1 Sept 2013: MJH writes I am the family historian and got interested [in hydropaphy] when my father left me [my great grandfather’s] Alfred’s 1857-58 medical school notebook.  This began several years of research on a subject I knew nothing about, but have since become very interested in.  I transcribed several letters Alfred wrote while working at the Franklin Water Cure in Franklin, Tennessee, and nearly 200 letters written home during the Civil War.  I’m currently working on an article about Alfred’s Battle of Gettysburg experience and hope to do a biography before putting his memory to rest. In brief, I became a convert to the idea of hydropathy in a mid-19th century context.  Not for a modern practitioner, of course, because we have medicines that actually work, for the most part, and better understand the causes of disease.  But in a time when mercury, opium, lobelia, and arsenic were the most common ingredients in medicines, using the water cure was actually an incredibly good alternative.
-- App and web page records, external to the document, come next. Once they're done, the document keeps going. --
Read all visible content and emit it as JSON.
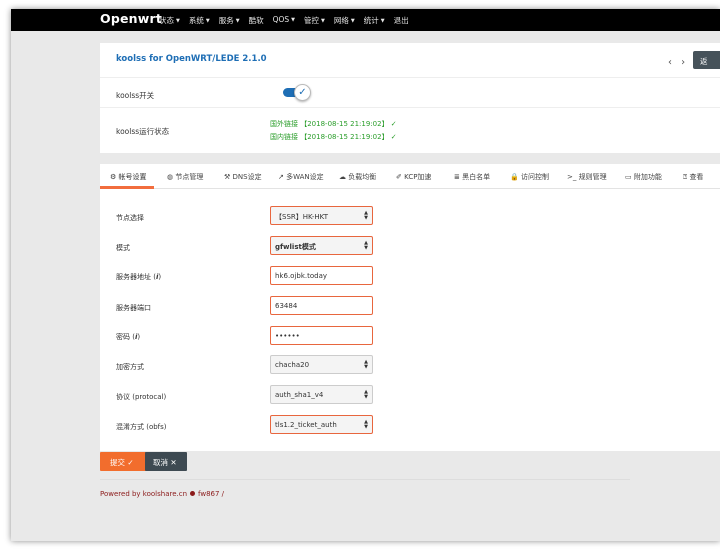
{
  "app": {
    "brand": "Openwrt"
  },
  "nav": {
    "items": [
      {
        "label": "状态",
        "caret": "▼"
      },
      {
        "label": "系统",
        "caret": "▼"
      },
      {
        "label": "服务",
        "caret": "▼"
      },
      {
        "label": "酷软",
        "caret": ""
      },
      {
        "label": "QOS",
        "caret": "▼"
      },
      {
        "label": "管控",
        "caret": "▼"
      },
      {
        "label": "网络",
        "caret": "▼"
      },
      {
        "label": "统计",
        "caret": "▼"
      },
      {
        "label": "退出",
        "caret": ""
      }
    ]
  },
  "header": {
    "title": "koolss for OpenWRT/LEDE 2.1.0",
    "pager": "‹ ›",
    "back_label": "返",
    "switch_label": "koolss开关",
    "switch_state": "on",
    "status_label": "koolss运行状态",
    "status_foreign": "国外链接 【2018-08-15 21:19:02】 ✓",
    "status_domestic": "国内链接 【2018-08-15 21:19:02】 ✓"
  },
  "tabs": [
    {
      "icon": "⚙",
      "label": "帐号设置",
      "active": true
    },
    {
      "icon": "◍",
      "label": "节点管理"
    },
    {
      "icon": "⚒",
      "label": "DNS设定"
    },
    {
      "icon": "↗",
      "label": "多WAN设定"
    },
    {
      "icon": "☁",
      "label": "负载均衡"
    },
    {
      "icon": "✐",
      "label": "KCP加速"
    },
    {
      "icon": "≣",
      "label": "黑白名单"
    },
    {
      "icon": "🔒",
      "label": "访问控制"
    },
    {
      "icon": ">_",
      "label": "规则管理"
    },
    {
      "icon": "▭",
      "label": "附加功能"
    },
    {
      "icon": "⍰",
      "label": "查看"
    }
  ],
  "form": {
    "node_label": "节点选择",
    "node_value": "【SSR】HK-HKT",
    "mode_label": "模式",
    "mode_value": "gfwlist模式",
    "server_label": "服务器地址",
    "server_value": "hk6.ojbk.today",
    "port_label": "服务器端口",
    "port_value": "63484",
    "password_label": "密码",
    "password_value": "••••••",
    "info_glyph": "i",
    "encrypt_label": "加密方式",
    "encrypt_value": "chacha20",
    "protocol_label": "协议 (protocal)",
    "protocol_value": "auth_sha1_v4",
    "obfs_label": "混淆方式 (obfs)",
    "obfs_value": "tls1.2_ticket_auth"
  },
  "actions": {
    "submit_label": "提交 ✓",
    "cancel_label": "取消 ✕"
  },
  "footer": {
    "powered": "Powered by koolshare.cn",
    "author": "fw867 /"
  },
  "colors": {
    "accent": "#f26d2d",
    "brand_blue": "#1e6eb5",
    "status_green": "#2a9d2a",
    "navbar": "#000000"
  }
}
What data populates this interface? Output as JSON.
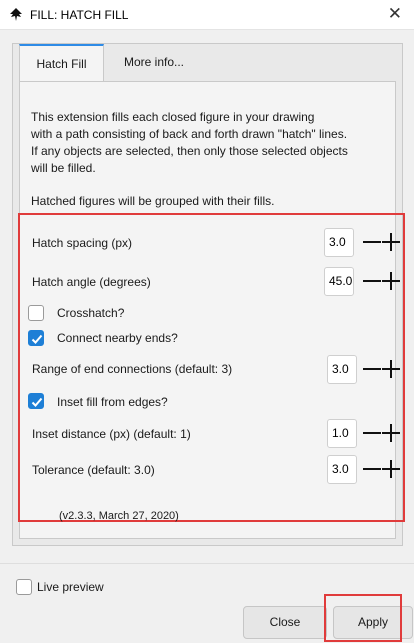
{
  "window": {
    "title": "FILL: HATCH FILL",
    "icon": "inkscape-icon",
    "close_icon": "close-icon"
  },
  "tabs": [
    {
      "label": "Hatch Fill",
      "active": true
    },
    {
      "label": "More info..."
    }
  ],
  "description": [
    "This extension fills each closed figure in your drawing",
    "with a path consisting of back and forth drawn \"hatch\" lines.",
    "If any objects are selected, then only those selected objects",
    "will be filled."
  ],
  "grouped_note": "Hatched figures will be grouped with their fills.",
  "params": {
    "hatch_spacing": {
      "label": "Hatch spacing (px)",
      "value": "3.0"
    },
    "hatch_angle": {
      "label": "Hatch angle (degrees)",
      "value": "45.0"
    },
    "crosshatch": {
      "label": "Crosshatch?",
      "checked": false
    },
    "connect_ends": {
      "label": "Connect nearby ends?",
      "checked": true
    },
    "range_end": {
      "label": "Range of end connections (default: 3)",
      "value": "3.0"
    },
    "inset_fill": {
      "label": "Inset fill from edges?",
      "checked": true
    },
    "inset_distance": {
      "label": "Inset distance (px) (default: 1)",
      "value": "1.0"
    },
    "tolerance": {
      "label": "Tolerance (default: 3.0)",
      "value": "3.0"
    }
  },
  "version": "(v2.3.3, March 27, 2020)",
  "live_preview": {
    "label": "Live preview",
    "checked": false
  },
  "buttons": {
    "close": "Close",
    "apply": "Apply"
  },
  "colors": {
    "accent": "#1e7fd6",
    "highlight": "#e03b3b",
    "tab_active": "#2e8be6"
  }
}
Not because of what it WAS, but because of what it WASN’T.  In some ways, hydropaths stumbled on some helpful treatments without realizing the science behind why they were effective.  They were very cognizant of mercury, arsenic, opium, etc. being poisonous and bad for people.  But they were more than just placebo vendors. Hydropaths advocated treatment of illness with cold water (now known as a stimulant to the immune system and a mild aid to decrease inflammation, and a way to clean infected sores on the body).  Cold water was applied, but then followed by brisk rubbing with towels while the patient was wrapped in a sheet.  This stimulated blood flow, also a mild aid to circulation.  They advocated clean air, clean unpolluted drinking water in place of beer or spirits, vegetarianism or at least the cutting back of eating fried meats and foods, eating vegetables and unrefined grains, cutting down on sugar, taking mild exercise, and various other ‘heathful’ practices that physicians and health gurus are still trying to get us to follow today.  They also believed in establishing sewers and cleaning rotten matter from the streets in order to keep drinking supplies cleaner.  The beginnings of public health. As far as I was able to determine, a patient in the mid-19th century was actually far better off following a hydropathic treatment.  They would be adopting healthy living practices that might allow the body to heal and recover on its own, they practiced mild aids to improve blood circulation and reduce inflammation, which again would allow the body to heal naturally.  But most importantly, they allowed people to detox if they were taking preparations heavily loaded with toxic substances. The only time, of course, when mercury was of use was if the malady being treated was syphilis. However, if one suffered from anything other than syphilis, most mid-19th century medicines (at least the mercury preparations) actually made the patient sicker and compromised the immune system.  Another mid-19th century issue in American medicine was the idea that the body needed to be ‘purged’ of illness.  This led to the use of harsh emetics and purgatives for many conditions that already involved dehydration, which just led to quicker death.  Hydropaths not only did not believe in purging dehydrated people, but they forced hydration, which again (for reasons they did not understand) sometimes resulted in people recovering.  I can only speak for the United States, which used mercury in the form of “blue mass” pills to excess (even President Lincoln suffered from mild mercury poisoning from taking blue mass pills until he gave up their use after realizing they made him feel worse).  British physicians may have relied on different materia medica.  But in the US, hydropathy made a lot of sense until medicine moved beyond the theories of Galen to laboratory experimentation and the beginning of ‘modern’ medicine in the 1880s. It’s very easy for us to laugh at incorrect theories of the past, but hydropaths were serious about their philosophy.  The fact that it did cure some people, not necessarily for the reasons proposed by its practitioners, should make us examine the science behind it and not assume placebo as the convenient, and only, reason.  Hope this gives some food (and water) for thought on the plae of hydropathy in mid-19th century medical practice. Thanks MJH!